From what I know, this is the first Valve game not to have blood in. While in Portal being shot at by androids resulted in a considerable amount of blood splatter on the wall, Portal 2 doesn't feature much violence at all. There's the odd 'bloody' and 'hell' from Steven Merchant's character, but no proper swearing. Maybe the 12+ rating is because the game is fairly challenging - certain puzzles can take a while to figure out.
There are some issues with Portal 2, but they are only minor problems. The main criticism is that people may find it too short. Players who got to grips with it quickly may complete the single-player story in about eight hours, and finish the Co-op Campaign in five. However, it took me twelve hours to finish the former and seven on the latter. The load times are also quite long and frequent but the game is so good that you won't mind very much.
Again, Valve has created a gaming masterpiece. Despite frequent load times and the fact that people may find the game as a whole is too short, the story is pretty good but gets even better from about the mid-point to the end. Gameplay is unique, and there are a lot of new features to make the puzzles even more mind-boggling than before. Graphics are of very high-quality; the colours are much more varied than in Portal. Audio is spectacular, with some great voice acting from Ellen McLain and Steven Merchant, and the music is fairly good. Portal 2 is a breath of fresh air for the first-person genre - usually it's about getting fancy headshots, but this is quite the opposite. It's funny and you need to use your brain. This is possibly the BEST game on PS3.

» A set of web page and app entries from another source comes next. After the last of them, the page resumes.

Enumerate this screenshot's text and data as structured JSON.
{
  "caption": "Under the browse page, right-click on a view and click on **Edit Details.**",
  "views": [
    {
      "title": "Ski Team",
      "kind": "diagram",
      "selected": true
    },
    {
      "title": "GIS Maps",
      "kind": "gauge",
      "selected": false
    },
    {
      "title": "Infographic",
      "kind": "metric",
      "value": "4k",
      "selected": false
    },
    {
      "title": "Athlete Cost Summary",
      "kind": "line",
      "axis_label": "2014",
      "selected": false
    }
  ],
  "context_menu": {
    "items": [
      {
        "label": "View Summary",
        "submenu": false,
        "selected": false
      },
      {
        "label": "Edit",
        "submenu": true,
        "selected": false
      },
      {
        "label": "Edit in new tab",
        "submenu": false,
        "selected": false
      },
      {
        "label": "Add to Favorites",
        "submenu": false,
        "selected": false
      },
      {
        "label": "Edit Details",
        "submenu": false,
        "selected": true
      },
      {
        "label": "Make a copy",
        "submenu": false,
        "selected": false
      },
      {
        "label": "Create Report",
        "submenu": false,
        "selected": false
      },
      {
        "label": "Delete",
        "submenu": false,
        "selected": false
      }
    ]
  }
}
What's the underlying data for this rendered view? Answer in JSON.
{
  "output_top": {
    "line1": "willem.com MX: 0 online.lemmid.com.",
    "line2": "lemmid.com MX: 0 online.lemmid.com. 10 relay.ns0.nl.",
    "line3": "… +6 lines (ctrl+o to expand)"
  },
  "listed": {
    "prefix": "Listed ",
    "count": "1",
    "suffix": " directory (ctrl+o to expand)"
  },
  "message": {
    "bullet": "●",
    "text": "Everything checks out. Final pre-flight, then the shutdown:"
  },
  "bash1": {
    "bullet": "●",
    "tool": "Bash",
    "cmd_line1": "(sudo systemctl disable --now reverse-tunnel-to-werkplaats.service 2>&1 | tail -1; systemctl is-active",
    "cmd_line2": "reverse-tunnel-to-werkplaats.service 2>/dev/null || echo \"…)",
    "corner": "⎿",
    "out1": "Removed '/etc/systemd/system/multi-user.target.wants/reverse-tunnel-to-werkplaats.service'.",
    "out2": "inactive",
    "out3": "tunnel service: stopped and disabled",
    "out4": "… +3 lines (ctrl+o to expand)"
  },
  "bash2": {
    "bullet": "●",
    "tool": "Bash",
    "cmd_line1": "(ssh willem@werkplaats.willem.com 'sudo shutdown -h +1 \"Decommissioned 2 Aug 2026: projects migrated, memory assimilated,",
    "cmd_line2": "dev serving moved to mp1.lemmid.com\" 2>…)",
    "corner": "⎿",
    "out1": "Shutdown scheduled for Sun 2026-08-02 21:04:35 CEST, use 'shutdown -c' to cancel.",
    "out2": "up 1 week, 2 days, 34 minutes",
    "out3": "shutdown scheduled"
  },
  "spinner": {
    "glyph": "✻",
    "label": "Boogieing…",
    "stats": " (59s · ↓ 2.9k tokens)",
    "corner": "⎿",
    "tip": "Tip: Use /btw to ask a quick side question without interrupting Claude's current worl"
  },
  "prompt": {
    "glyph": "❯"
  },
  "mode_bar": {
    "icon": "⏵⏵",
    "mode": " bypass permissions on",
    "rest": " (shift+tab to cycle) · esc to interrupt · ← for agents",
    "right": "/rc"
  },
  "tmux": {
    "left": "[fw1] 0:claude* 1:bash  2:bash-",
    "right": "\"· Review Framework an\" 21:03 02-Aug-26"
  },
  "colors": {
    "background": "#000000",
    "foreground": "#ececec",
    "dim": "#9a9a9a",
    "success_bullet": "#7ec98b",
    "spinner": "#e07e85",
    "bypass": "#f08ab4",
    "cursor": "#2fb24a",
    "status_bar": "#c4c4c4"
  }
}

Thanks for reading! This review is also posted on Ciao under my name 'YoshiCheesePuff'.
Summary: Portal 2 is the best game on PS3.